Terry Magnuson

Vice Dean of Medicine for Research

Chair & Professor, Department of Genetics

Professor, Department of Biomedical Engineering

Dr. Magnuson was the founding chair of the highly ranked Department of Genetics and Director of the newly established Carolina Center for Genome Sciences at UNC Chapel Hill. He also created the Cancer Genetics Program in the UNC Lineberger Comprehensive Cancer Center. He was appointed Vice Dean for Research at the School of Medicine in 2010, and in 2016 he was named Vice Chancellor for Research. A founding member of the International Mammalian Genome Society, Dr. Magnuson served on the external advisory committee for the Jackson Laboratory Mouse Genome Database and was Chair of the Jackson Laboratory Board of Scientific Overseers. He has served on the Board of Directors of the Society for Developmental Biology, the Genetics Society of America, and he was a Board Member of the publically traded CRO Company, PPD. He was appointed by the National Academies to establish guidelines for work with human embryonic stem cells, and also served as vice chair of an Institute of Medicine (now National Academy of Medicine) committee evaluating the California Institute for Regenerative Medicine. He then served as a member of the National Academy of Medicine’s (NAM) committee reviewing the NIH Recombinant DNA Advisory Committee, and also was a member on the NAM committee assessing the state of ovarian cancer research. Currently, he is a member of the NIH stem cell working group, the NIH Council of Councils, the NIH Precision Medicine Advisory Committee, and the National Academies forum on regenerative Medicine. He was elected to the American Academy of Arts and Sciences, a fellow of the AAAS, and to the National Academy of Medicine. He served on the International Selection Committee for the Franklin Institute’s Bower Prize in Genomics and is a Senior Editor for Genetics and a member of the Board of Reviewing Editors for Science Signaling. He has trained 35 postdoctoral fellows and 16 graduate students. He was recognized twice as the outstanding graduate student mentor by vote of the graduate students.

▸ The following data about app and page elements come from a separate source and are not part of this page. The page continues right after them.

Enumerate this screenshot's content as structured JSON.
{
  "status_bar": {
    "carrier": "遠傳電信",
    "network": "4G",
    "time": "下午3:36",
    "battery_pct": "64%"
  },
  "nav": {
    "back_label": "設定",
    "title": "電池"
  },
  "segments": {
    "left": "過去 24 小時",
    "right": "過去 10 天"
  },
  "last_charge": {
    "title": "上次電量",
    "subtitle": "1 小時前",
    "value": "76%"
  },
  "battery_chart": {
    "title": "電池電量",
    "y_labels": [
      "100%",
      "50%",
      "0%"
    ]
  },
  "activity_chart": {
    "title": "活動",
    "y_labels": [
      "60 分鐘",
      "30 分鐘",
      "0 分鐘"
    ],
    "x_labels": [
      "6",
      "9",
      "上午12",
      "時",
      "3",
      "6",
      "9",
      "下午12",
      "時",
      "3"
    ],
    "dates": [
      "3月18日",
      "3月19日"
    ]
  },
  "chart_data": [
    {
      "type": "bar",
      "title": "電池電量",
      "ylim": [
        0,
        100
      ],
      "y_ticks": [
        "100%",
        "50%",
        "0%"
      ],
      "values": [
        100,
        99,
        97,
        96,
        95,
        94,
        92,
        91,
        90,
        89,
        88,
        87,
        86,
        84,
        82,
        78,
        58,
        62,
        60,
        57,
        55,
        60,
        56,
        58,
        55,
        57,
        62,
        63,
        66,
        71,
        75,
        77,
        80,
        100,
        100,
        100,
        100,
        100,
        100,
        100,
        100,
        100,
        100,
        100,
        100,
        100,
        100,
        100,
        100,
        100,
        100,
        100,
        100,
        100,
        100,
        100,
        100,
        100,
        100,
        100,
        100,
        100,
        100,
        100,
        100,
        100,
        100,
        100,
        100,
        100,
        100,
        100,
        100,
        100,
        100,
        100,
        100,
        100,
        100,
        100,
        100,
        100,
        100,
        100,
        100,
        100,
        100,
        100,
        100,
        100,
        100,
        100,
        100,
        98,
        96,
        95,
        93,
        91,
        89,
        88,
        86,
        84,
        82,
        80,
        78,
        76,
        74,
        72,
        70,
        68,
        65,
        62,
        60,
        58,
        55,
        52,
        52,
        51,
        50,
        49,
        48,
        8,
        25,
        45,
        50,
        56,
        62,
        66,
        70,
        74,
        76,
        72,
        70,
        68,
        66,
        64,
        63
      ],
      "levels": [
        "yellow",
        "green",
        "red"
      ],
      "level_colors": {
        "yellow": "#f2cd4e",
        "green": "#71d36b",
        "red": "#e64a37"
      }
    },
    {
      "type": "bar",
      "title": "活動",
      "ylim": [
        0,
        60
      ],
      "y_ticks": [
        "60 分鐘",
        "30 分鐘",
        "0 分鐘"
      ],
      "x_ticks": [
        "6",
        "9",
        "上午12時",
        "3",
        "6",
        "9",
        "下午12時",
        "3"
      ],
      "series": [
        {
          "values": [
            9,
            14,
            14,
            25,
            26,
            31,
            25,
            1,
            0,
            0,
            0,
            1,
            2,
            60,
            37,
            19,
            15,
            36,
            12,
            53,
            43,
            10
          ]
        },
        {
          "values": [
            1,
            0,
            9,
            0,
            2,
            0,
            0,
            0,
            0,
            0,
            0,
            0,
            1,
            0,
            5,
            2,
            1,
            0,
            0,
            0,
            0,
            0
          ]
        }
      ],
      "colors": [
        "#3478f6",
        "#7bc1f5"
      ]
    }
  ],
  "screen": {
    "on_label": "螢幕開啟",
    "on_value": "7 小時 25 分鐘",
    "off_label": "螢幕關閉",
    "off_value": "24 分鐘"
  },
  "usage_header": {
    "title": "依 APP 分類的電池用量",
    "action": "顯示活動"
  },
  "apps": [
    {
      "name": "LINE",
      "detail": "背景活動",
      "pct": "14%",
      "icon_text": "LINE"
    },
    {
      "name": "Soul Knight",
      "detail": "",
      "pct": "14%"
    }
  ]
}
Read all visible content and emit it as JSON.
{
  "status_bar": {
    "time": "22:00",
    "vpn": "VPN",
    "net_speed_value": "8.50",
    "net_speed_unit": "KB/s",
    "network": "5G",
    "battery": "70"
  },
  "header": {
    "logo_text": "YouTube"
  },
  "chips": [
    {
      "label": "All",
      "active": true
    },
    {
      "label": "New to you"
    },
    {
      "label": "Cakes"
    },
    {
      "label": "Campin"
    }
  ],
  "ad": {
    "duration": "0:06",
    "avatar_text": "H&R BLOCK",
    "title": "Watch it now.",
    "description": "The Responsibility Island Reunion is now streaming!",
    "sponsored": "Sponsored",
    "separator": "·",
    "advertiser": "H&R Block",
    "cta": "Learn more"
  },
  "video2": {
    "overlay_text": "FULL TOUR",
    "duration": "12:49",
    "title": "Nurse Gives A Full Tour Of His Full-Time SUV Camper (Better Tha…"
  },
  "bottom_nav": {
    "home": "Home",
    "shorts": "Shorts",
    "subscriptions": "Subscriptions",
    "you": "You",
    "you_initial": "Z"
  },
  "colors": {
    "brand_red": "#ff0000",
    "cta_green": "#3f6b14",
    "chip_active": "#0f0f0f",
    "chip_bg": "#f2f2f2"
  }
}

Dr. Magnuson was a Pew Scholar in the Biomedical Sciences, the recipient of the Basil O’Connor new investigator award from the March of Dimes, and also received the distinguished Alumnus Award from the Weill Cornell University Graduate School of Medical Sciences. The work in the Magnuson lab focuses on the role of mammalian genes in unique epigenetic phenomena such as genomic imprinting, X-chromosome inactivation and stem cell pluripotency. His lab discovered the mammalian Eed gene, a core subunit of the PRC2 complex, and was the first to demonstrate its role in X-inactivation, and therefore, mammalian epigenetic inheritance. His work stands out as definitive evidence for a Polycomb role in epigenetic regulation. This work was followed by a series of publications leading to the concept of Xist independent or backup mechanism for X chromosome inactivation, which is now becoming an accepted concept. His lab was a leader in demonstrating demethylase independent function for the histone H3K27 demethylase complexes. The lab also has made important contributions towards understanding the genomic complexity and dynamics of chromatin remodeling complexes.